◆ WHAT YOU WILL DO
Search the entries below for the word "JSON" and copy each line that has it.

Segment Start: EXCERPTED DATA

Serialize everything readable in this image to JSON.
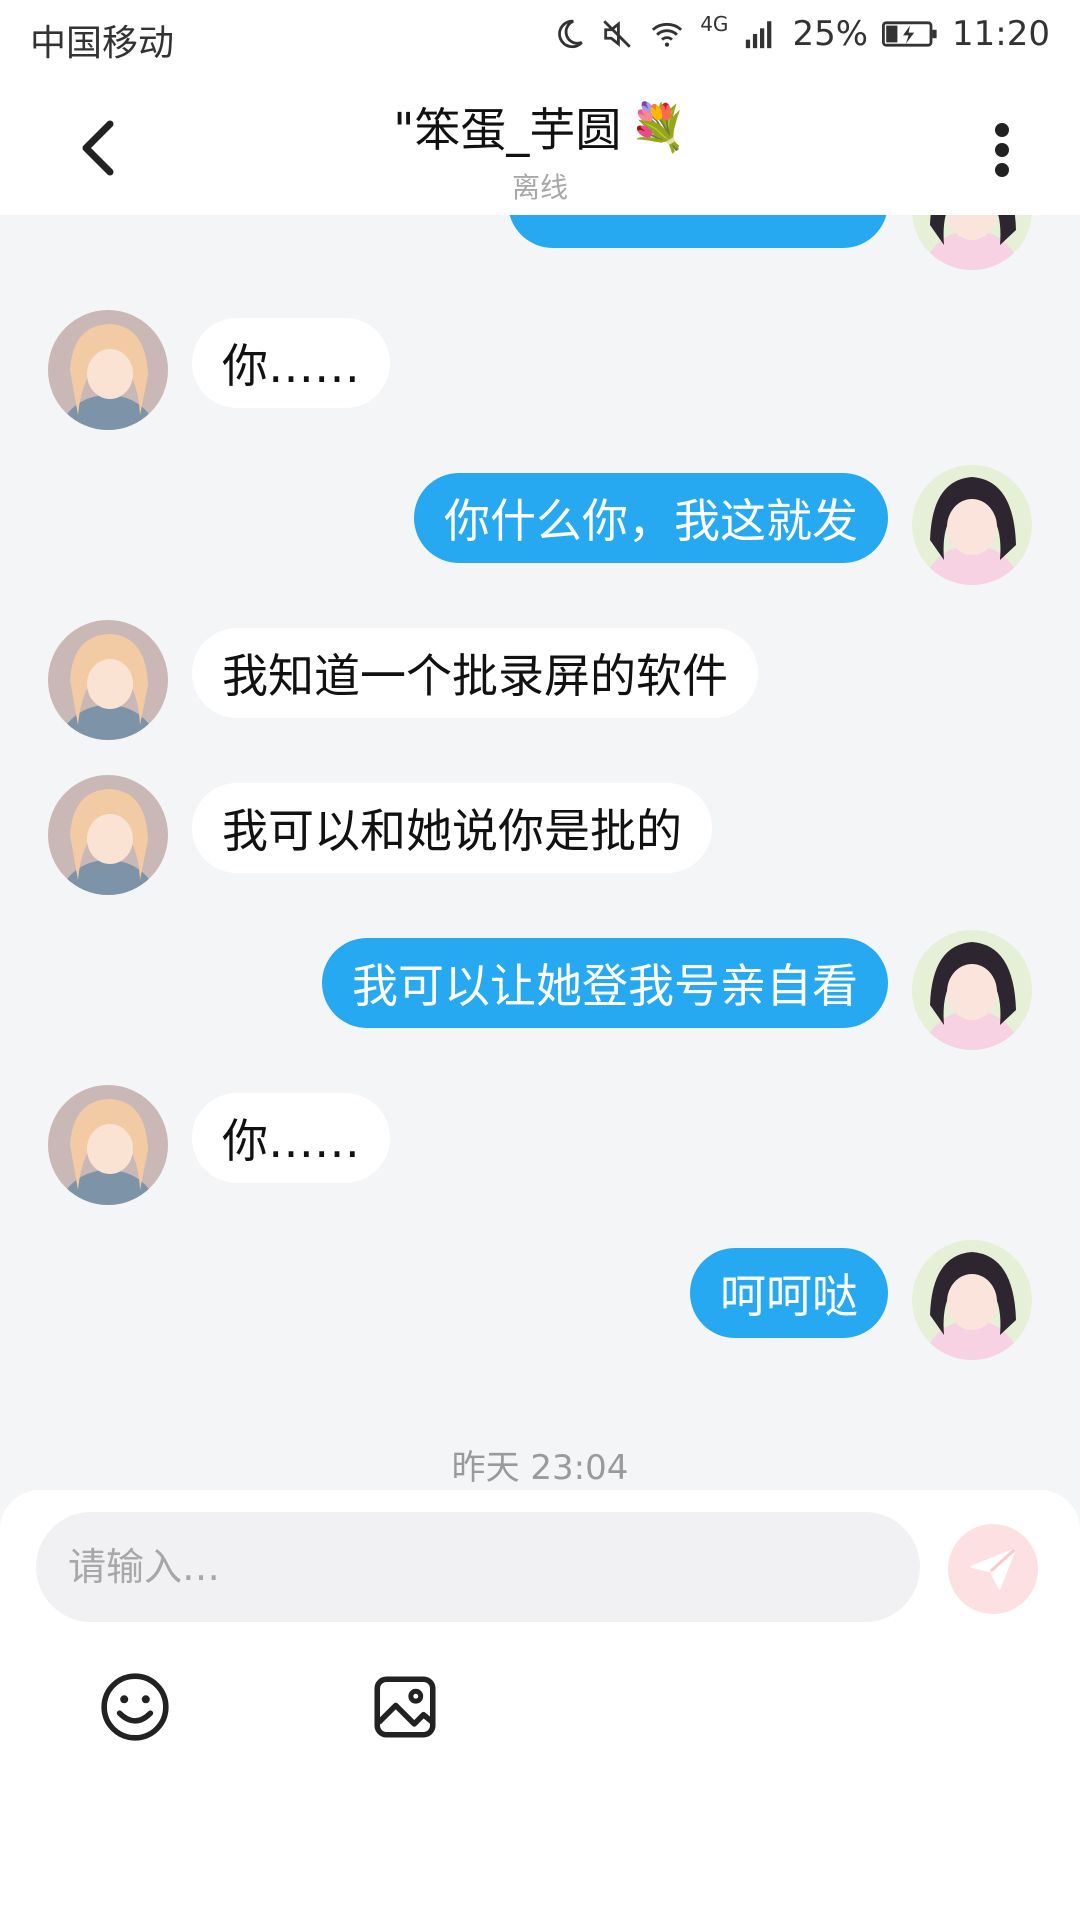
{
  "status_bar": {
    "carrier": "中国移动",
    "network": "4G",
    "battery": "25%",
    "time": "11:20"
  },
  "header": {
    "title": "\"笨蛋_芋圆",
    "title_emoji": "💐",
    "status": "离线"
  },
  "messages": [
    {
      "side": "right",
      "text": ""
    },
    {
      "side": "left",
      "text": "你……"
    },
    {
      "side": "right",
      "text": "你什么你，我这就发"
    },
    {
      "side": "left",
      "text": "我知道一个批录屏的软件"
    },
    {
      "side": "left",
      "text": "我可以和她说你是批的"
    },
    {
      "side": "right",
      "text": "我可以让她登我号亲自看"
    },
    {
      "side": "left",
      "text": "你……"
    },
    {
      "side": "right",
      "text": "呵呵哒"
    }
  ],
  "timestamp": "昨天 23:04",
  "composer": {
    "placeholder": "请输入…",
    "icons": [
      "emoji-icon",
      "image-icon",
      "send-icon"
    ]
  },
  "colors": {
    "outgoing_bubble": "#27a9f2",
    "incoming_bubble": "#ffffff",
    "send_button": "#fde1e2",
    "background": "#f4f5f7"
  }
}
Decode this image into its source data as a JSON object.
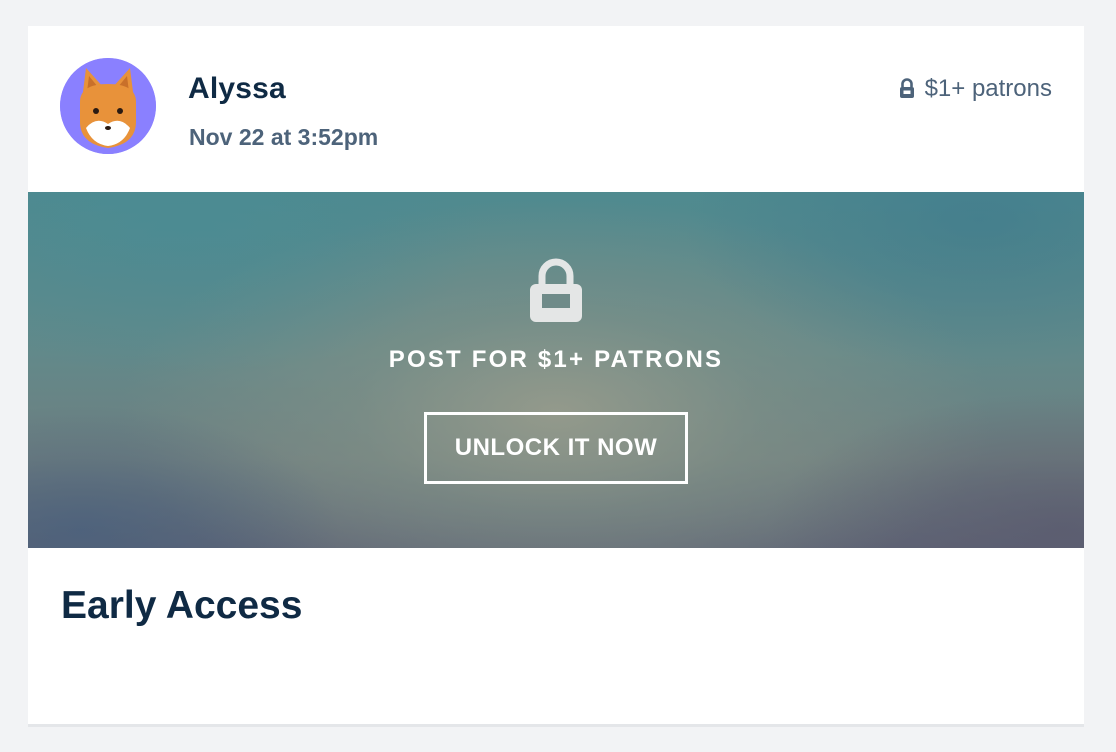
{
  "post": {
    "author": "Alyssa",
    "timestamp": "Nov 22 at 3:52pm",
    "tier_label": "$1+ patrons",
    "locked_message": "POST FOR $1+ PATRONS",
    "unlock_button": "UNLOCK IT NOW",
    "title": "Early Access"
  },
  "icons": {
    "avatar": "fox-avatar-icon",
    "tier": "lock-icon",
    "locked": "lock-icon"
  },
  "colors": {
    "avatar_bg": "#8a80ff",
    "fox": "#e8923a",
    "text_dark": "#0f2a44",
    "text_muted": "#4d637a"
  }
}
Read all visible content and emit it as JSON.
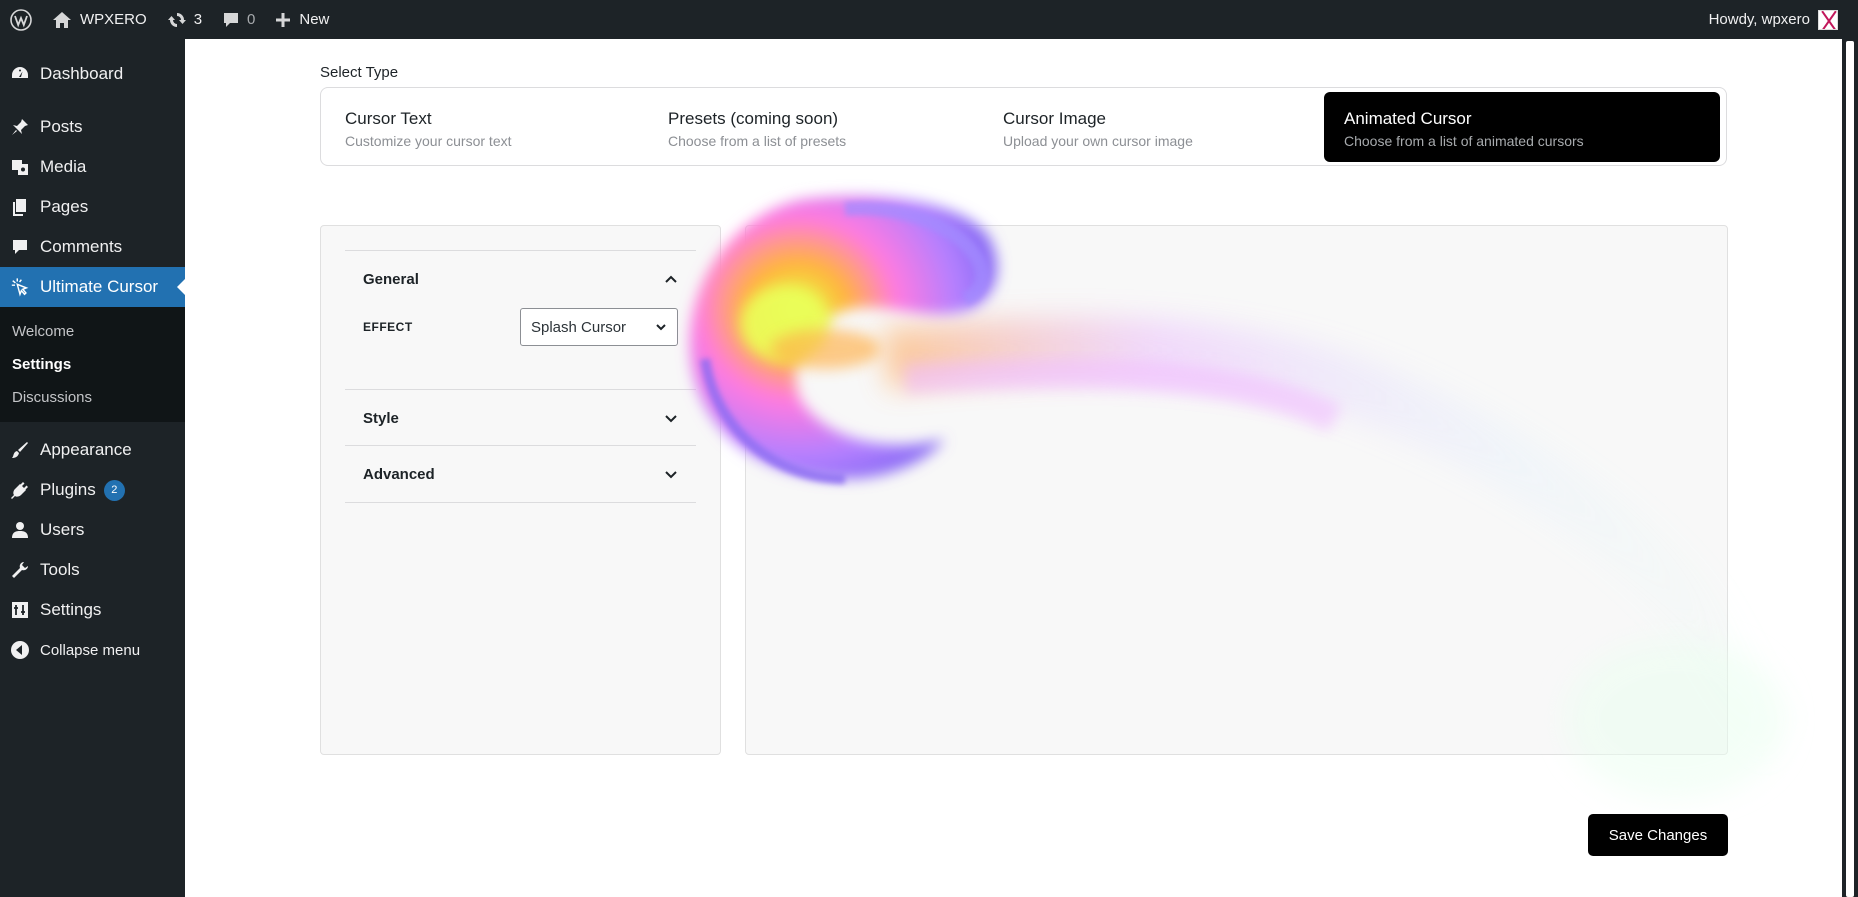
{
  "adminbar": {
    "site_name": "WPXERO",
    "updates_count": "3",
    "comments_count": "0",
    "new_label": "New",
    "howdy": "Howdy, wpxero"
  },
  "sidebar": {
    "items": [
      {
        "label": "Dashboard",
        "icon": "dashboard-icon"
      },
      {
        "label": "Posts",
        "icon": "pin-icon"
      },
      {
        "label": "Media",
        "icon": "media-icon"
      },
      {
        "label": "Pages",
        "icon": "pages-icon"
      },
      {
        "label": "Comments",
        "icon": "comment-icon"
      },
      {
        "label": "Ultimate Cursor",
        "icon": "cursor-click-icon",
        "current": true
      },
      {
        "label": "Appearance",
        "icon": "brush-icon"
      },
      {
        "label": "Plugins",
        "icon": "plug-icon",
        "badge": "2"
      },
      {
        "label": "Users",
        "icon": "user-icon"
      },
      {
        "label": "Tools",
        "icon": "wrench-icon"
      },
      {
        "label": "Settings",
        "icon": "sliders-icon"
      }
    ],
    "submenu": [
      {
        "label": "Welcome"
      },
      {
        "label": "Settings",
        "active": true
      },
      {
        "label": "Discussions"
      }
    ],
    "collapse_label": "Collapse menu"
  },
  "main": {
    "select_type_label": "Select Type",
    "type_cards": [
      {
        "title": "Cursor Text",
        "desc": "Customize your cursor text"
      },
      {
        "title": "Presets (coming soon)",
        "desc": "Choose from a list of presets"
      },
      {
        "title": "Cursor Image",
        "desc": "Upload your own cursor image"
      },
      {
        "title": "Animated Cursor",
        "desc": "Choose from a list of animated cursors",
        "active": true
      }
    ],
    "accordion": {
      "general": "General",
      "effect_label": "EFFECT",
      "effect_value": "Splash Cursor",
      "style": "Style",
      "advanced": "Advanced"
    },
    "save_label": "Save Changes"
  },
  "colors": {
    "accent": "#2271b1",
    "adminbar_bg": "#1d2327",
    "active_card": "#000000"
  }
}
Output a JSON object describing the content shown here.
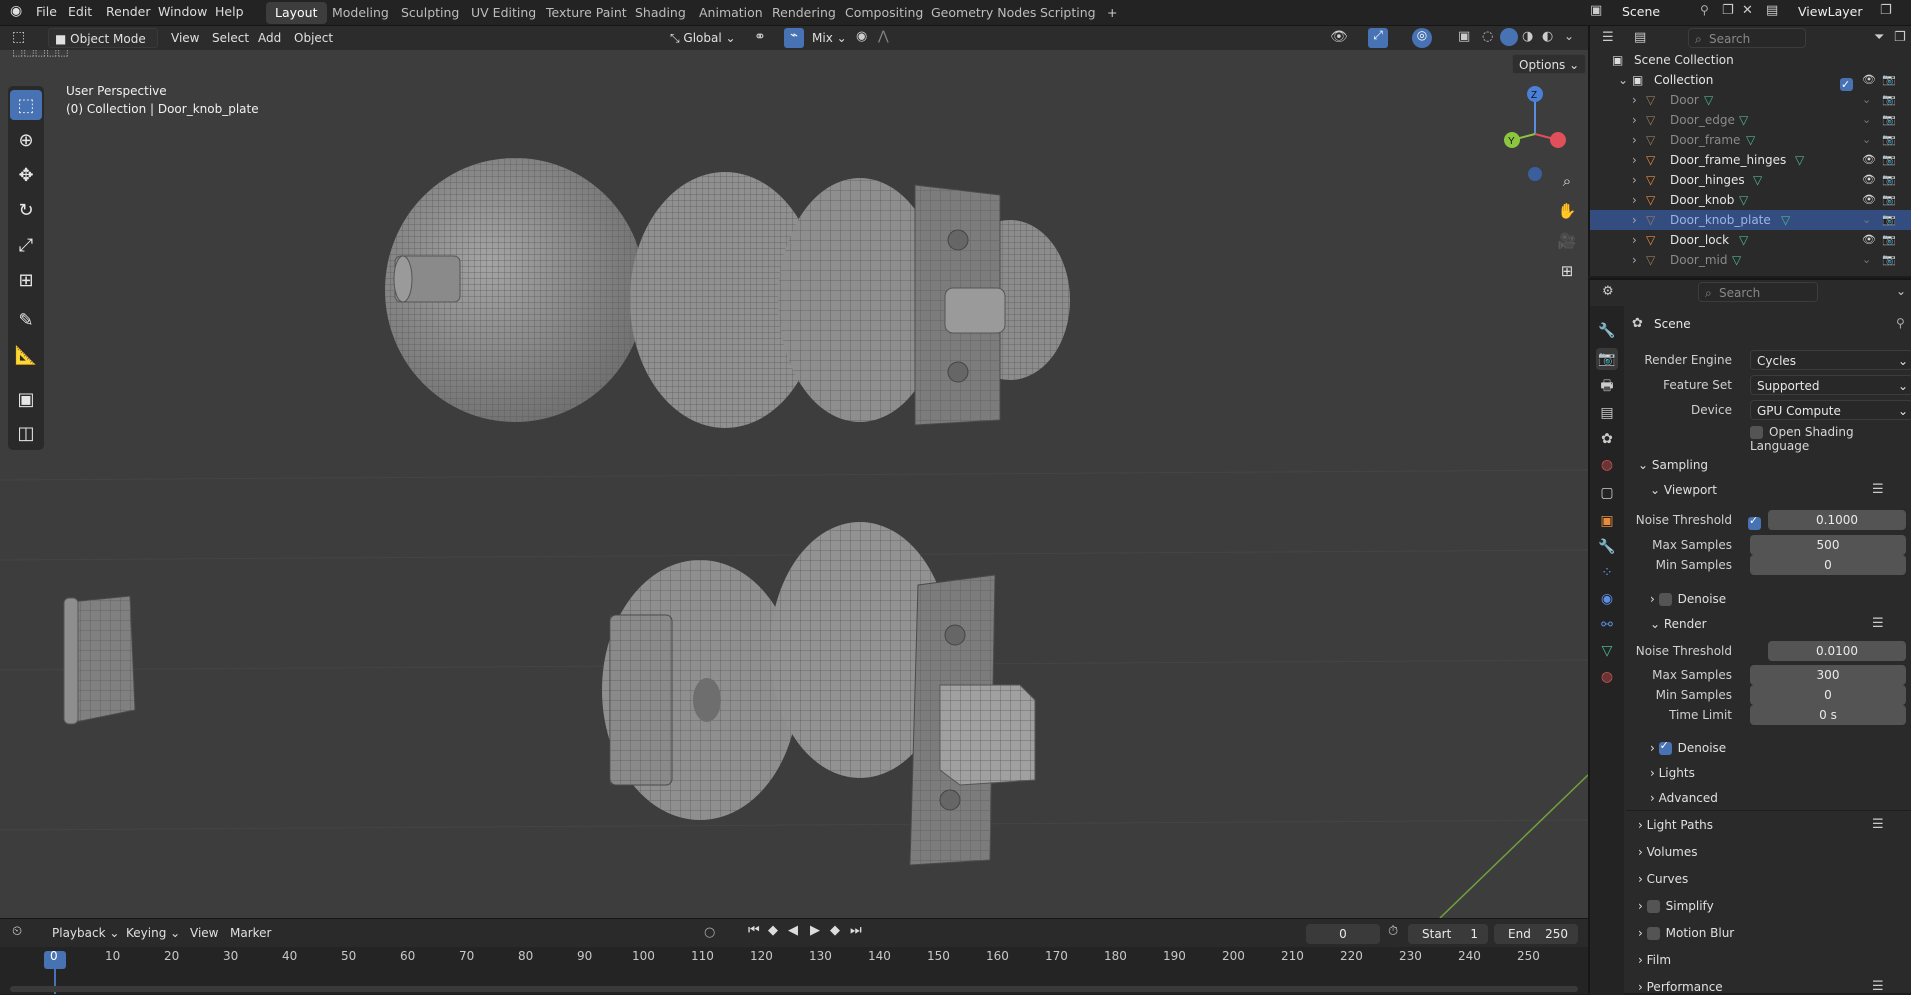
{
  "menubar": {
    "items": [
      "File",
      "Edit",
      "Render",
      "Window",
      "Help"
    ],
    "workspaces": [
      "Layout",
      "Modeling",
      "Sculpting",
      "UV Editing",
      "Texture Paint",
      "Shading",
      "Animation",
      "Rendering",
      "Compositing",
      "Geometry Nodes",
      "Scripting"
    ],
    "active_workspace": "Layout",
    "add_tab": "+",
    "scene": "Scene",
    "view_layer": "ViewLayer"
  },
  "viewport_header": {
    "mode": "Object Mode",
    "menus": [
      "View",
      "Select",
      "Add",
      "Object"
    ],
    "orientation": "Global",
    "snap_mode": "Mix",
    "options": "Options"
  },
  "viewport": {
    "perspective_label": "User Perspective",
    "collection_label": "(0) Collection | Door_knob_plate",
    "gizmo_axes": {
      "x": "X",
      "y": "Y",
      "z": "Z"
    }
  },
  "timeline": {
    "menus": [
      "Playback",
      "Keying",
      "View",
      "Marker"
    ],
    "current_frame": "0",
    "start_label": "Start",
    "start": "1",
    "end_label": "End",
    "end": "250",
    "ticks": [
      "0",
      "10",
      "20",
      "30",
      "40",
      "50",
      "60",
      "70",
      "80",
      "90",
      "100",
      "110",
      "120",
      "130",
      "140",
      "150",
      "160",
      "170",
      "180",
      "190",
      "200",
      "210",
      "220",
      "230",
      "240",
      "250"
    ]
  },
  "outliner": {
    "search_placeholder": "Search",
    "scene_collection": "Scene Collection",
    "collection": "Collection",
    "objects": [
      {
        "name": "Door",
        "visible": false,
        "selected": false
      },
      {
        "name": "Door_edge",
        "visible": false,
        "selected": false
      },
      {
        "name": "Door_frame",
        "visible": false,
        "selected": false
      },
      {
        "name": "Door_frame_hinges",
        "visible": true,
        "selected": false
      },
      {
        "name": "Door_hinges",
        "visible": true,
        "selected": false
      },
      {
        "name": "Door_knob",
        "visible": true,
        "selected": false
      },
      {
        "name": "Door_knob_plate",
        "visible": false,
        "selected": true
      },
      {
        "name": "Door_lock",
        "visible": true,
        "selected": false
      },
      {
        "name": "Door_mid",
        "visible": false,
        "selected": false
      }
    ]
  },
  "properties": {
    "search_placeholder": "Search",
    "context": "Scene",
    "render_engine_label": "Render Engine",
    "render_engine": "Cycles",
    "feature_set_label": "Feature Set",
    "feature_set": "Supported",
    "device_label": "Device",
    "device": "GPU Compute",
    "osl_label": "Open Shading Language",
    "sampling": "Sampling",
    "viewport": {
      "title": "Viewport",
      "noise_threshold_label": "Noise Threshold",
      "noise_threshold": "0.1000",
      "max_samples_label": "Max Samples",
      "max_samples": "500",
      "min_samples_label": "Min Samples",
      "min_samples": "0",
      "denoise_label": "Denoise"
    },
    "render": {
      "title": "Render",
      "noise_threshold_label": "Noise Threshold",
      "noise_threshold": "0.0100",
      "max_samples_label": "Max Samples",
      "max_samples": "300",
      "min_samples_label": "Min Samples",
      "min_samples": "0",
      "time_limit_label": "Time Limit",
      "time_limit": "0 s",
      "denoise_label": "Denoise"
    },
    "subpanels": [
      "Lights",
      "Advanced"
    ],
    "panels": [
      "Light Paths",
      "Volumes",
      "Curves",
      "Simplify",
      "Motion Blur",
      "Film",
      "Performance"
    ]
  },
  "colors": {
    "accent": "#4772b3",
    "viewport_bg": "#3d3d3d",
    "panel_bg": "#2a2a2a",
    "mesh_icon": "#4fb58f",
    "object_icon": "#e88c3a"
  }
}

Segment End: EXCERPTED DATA

◆ EXERCISE ANSWER
Serialize everything readable in this image to JSON.
Decode this image into its source data as a JSON object.
Read all visible content and emit it as JSON.
Output a JSON object describing the content shown here.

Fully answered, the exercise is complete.